My shed is a bit of an embarrassment. A while ago I had some visitors in the garden. The shed door had been left open. As we passed by the shed I hurriedly closed the door, embarrassed by the state of its interior and said ‘You don’t want to look in there’. One of my visitors chuckled and replied ‘You haven’t seen inside mine’. At that moment we were united by the bain of many gardeners’ lives . . . the messy shed.
I’m normally a really tidy person. Having spent time in small rooms at Uni, a tiny flat and a spell in army quarters I learnt that being tidy was a necessity and everything has its place and all that. So the state of my shed really niggles, messes with my head. Fortunately, I can shut the door, go into the house and forget about it. That is until I need something from there and then I groan at the prospect of having to retrieve the necessary item. At the moment I would say I have a space no more that 45cm square by the door that I can actually stand in.
The problem isn’t really that I have a personality change when it comes to my shed and suddenly become messy, it’s just too small. It’s our only outdoor storage space and has to function as a log store, potting shed, recycling centre and general storage shed. Now we have an allotment the demands on our little garden shed have increased. I have so much stuff that some of it has migrated into the house, so I now have seaweed and tomato feed and comfrey pellets stored in the downstairs loo.
Things do improve in Spring. Once we have used our logs this frees up some space and items such as hosepipes, which were stored over winter to protect them can then be moved back outside. It still falls somewhat short of my dream shed. A shed with shelves on the wall, a window for natural light and a bench that I can stand at and do my seed sowing and potting up would be nice.

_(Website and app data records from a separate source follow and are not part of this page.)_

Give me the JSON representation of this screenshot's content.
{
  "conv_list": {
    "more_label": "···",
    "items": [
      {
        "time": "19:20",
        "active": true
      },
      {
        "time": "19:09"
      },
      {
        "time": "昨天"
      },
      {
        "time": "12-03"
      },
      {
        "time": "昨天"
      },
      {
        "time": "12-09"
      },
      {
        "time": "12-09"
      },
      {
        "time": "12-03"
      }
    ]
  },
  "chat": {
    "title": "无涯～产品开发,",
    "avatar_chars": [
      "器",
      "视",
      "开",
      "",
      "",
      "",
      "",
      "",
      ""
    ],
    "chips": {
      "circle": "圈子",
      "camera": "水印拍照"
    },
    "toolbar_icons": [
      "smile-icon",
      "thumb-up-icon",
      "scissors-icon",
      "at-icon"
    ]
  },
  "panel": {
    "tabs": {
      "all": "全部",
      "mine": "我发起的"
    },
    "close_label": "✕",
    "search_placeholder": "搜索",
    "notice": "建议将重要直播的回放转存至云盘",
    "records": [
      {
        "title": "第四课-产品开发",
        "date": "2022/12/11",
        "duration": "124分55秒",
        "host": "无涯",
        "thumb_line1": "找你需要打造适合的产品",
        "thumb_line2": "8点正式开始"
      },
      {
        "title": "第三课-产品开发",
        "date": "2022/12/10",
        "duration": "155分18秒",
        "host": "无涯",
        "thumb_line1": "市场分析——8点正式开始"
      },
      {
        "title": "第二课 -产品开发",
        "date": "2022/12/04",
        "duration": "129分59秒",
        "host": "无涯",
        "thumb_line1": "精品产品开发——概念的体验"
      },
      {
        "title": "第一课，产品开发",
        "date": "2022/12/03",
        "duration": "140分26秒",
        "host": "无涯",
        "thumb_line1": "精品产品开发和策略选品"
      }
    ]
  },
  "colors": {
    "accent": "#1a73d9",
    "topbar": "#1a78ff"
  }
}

My ultimate dream shed is made from wood and painted in a lovely sage green colour with a beautiful slate roof and split door.
Maybe one day, but for now I will have to put up with plastic pot towers precariously perched and the bag of vermiculite that has become so well buried amongst a myriad of other essentials that it will take at least half an hour of unpacking the shed to get to it. A gardening glove that was placed somewhere in the shed this Autumn but that won’t be discovered again until sometime next Spring. I’m sure my little knife is there too. Over the winter I’ll forget it’s missing and then one day I’ll come across it and think ‘so that’s where it got to’.
It has been quite therapeutic sharing this with you. I’d loved to hear of other peoples’ spaces that they prefer to keep hidden, whether it’s your shed or that space at the bottom of the garden. The place sickly plants go to, but then they get forgotten about or the place all those old compost bags end up. And I loved to hear about your dream shed.